──────── DATA FOR ANALYSIS

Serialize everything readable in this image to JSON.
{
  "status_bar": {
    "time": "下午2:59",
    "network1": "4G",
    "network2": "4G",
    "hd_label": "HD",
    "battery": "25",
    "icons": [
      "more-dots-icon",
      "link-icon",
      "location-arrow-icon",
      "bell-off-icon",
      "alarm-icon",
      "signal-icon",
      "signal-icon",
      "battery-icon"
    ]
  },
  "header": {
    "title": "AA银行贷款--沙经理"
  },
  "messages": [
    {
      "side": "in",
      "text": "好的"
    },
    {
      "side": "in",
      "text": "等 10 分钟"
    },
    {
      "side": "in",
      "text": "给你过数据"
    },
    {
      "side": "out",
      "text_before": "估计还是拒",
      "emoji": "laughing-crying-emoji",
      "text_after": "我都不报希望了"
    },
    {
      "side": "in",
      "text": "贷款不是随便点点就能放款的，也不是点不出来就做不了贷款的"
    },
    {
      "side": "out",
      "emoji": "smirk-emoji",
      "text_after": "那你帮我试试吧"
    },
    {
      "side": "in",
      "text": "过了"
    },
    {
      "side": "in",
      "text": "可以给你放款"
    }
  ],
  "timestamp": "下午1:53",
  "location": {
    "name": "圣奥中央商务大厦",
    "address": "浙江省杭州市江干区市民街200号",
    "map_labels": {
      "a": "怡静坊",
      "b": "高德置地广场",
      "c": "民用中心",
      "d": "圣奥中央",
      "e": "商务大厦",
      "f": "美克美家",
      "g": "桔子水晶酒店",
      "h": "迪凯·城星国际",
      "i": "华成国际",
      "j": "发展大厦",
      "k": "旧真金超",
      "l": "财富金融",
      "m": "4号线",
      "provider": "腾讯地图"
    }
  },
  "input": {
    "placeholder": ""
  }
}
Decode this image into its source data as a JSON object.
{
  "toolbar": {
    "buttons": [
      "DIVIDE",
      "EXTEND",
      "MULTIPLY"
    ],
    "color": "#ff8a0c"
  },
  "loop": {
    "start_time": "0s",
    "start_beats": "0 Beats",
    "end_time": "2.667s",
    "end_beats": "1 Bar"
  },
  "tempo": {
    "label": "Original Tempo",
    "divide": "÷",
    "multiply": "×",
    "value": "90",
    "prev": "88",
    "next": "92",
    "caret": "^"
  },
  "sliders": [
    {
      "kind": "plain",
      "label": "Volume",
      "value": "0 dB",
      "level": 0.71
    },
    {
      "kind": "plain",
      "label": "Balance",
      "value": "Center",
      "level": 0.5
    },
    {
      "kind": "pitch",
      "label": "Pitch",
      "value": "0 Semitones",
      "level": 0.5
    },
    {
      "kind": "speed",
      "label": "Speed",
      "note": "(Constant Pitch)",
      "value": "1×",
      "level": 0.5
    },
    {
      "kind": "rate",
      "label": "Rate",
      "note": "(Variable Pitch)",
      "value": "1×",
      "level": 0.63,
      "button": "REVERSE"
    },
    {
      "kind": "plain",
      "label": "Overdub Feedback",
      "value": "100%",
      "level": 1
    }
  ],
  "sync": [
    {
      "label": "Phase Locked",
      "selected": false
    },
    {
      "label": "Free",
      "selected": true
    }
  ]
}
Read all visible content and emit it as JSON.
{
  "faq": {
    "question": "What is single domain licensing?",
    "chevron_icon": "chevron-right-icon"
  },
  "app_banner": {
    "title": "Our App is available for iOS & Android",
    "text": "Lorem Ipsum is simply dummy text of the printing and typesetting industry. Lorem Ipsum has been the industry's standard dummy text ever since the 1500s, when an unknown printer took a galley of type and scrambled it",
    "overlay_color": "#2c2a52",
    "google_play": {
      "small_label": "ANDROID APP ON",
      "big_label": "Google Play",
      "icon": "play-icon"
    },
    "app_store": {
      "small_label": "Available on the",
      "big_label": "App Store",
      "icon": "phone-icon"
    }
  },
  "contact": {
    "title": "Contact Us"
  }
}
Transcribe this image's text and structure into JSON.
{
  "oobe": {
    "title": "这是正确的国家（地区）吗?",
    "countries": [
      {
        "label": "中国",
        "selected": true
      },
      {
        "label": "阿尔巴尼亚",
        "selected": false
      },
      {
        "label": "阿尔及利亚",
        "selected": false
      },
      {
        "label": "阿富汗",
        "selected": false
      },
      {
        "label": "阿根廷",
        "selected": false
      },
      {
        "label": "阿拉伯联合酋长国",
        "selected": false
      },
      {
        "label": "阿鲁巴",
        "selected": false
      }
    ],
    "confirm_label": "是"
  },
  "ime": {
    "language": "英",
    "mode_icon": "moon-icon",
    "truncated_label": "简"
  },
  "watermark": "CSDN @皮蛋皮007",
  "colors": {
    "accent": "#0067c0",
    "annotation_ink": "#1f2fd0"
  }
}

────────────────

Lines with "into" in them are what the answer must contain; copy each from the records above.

Decode this image into its source data as a JSON object.
Transcribe this image's text and structure into JSON.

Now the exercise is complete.